macOS and iOS are two distinct operating systems developed by Apple Inc., each designed for specific hardware platforms and use cases. While they share some common features and design principles, they are optimized for different types of devices and user experiences. Here's an overview of macOS and iOS:


  1. Platform: macOS is the operating system designed for Apple's Macintosh line of personal computers, including desktops (iMac, Mac mini, Mac Pro) and laptops (MacBook Air, MacBook Pro, MacBook).

  2. User Interface: macOS features a desktop-oriented graphical user interface (GUI) with a familiar desktop, menu bar, and dock. It supports multiple windows and multitasking, allowing users to run and switch between various applications simultaneously.

  3. Software Ecosystem: macOS supports a wide range of desktop applications, including productivity software, creative tools, development environments, and games. It is known for its robust software ecosystem, including software developed by third-party companies.

  4. Development Environment: Developers can create macOS applications using Apple's development platform, Xcode, and programming languages such as Swift and Objective-C.

  5. Integration: macOS offers seamless integration with other Apple devices and services, including iCloud, iMessage, FaceTime, and Handoff. Users can sync data and content across their Apple devices.

  6. Security: macOS emphasizes security and privacy features, including Gatekeeper (for app verification), FileVault (disk encryption), and privacy controls.


  1. Platform: iOS is the operating system designed specifically for Apple's mobile devices, including iPhones, iPads, and iPod Touch.

  2. User Interface: iOS features a touch-centric user interface with a home screen containing app icons, a notification center, and a control center for quick settings access. It supports multitasking but within the constraints of mobile devices.

  3. Software Ecosystem: iOS has a vast ecosystem of mobile apps available through the App Store. These apps cover a wide range of categories, from productivity and entertainment to health and gaming.

  4. Development Environment: iOS app development is primarily done using Xcode and the Swift programming language. Developers can also use Objective-C. Apple provides a comprehensive set of development tools and APIs for creating iOS apps.

  5. Integration: iOS devices are tightly integrated with other Apple products and services, such as Apple Watch, HomePod, Apple Music, and the Apple ecosystem for content sharing and synchronization.

  6. Security: iOS is known for its robust security features, including hardware-based encryption, app sandboxing, Face ID and Touch ID for biometric authentication, and regular security updates.

  7. Specialized Features: iOS includes features tailored to mobile devices, such as location services, accelerometer and gyroscope support, ARKit for augmented reality applications, and Core Motion for tracking device movement.

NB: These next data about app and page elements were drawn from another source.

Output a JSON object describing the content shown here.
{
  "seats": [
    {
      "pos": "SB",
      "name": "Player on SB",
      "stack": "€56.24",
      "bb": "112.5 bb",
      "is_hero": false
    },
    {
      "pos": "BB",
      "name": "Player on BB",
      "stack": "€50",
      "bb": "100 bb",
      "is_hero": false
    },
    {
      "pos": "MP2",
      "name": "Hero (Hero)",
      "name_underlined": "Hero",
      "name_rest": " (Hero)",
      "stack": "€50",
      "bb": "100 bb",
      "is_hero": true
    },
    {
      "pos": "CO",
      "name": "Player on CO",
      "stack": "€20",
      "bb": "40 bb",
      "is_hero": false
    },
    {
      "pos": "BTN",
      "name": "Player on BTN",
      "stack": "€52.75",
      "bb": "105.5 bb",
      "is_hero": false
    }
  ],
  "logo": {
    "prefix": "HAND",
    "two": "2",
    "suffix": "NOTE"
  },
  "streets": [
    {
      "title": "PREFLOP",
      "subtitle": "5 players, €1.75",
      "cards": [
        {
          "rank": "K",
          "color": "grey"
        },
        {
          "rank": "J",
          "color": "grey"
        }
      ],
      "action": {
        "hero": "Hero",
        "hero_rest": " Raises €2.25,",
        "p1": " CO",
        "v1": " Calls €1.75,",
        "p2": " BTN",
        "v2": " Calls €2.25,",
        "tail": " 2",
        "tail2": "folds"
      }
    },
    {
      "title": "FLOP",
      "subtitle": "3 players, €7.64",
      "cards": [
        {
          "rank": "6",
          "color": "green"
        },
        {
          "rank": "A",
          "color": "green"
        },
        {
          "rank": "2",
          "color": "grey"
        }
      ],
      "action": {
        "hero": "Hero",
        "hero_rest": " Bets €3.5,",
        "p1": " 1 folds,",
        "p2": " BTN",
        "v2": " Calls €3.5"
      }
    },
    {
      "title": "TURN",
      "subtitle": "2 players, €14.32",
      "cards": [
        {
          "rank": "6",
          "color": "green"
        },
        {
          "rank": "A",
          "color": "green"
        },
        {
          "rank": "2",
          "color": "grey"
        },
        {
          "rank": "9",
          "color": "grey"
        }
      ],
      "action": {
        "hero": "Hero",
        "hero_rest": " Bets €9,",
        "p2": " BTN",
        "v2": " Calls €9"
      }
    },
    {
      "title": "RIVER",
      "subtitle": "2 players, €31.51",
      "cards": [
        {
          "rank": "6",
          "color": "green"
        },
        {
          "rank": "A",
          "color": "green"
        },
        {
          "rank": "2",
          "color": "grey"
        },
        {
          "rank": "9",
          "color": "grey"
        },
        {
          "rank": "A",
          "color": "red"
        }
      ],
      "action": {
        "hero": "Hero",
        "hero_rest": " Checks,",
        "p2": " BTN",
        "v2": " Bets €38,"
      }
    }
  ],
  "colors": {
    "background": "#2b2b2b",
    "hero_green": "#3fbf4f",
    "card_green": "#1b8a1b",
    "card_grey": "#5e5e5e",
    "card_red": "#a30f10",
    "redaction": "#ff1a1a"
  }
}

  8. Optimization for Touch: iOS is optimized for touch input, making it highly responsive to gestures and interactions on touchscreen devices. It also supports stylus input with the Apple Pencil on compatible iPads.

Both macOS and iOS share common design principles, ensuring a consistent user experience across Apple devices. For example, the macOS and iOS design languages incorporate elements like typography, icons, and navigation patterns that promote a unified look and feel.

Overall, macOS is designed for desktop and laptop computing, while iOS is tailored for mobile and tablet devices. Users can seamlessly transition between the two ecosystems, thanks to features like Handoff and iCloud, which allow for content and activity continuity across macOS and iOS devices.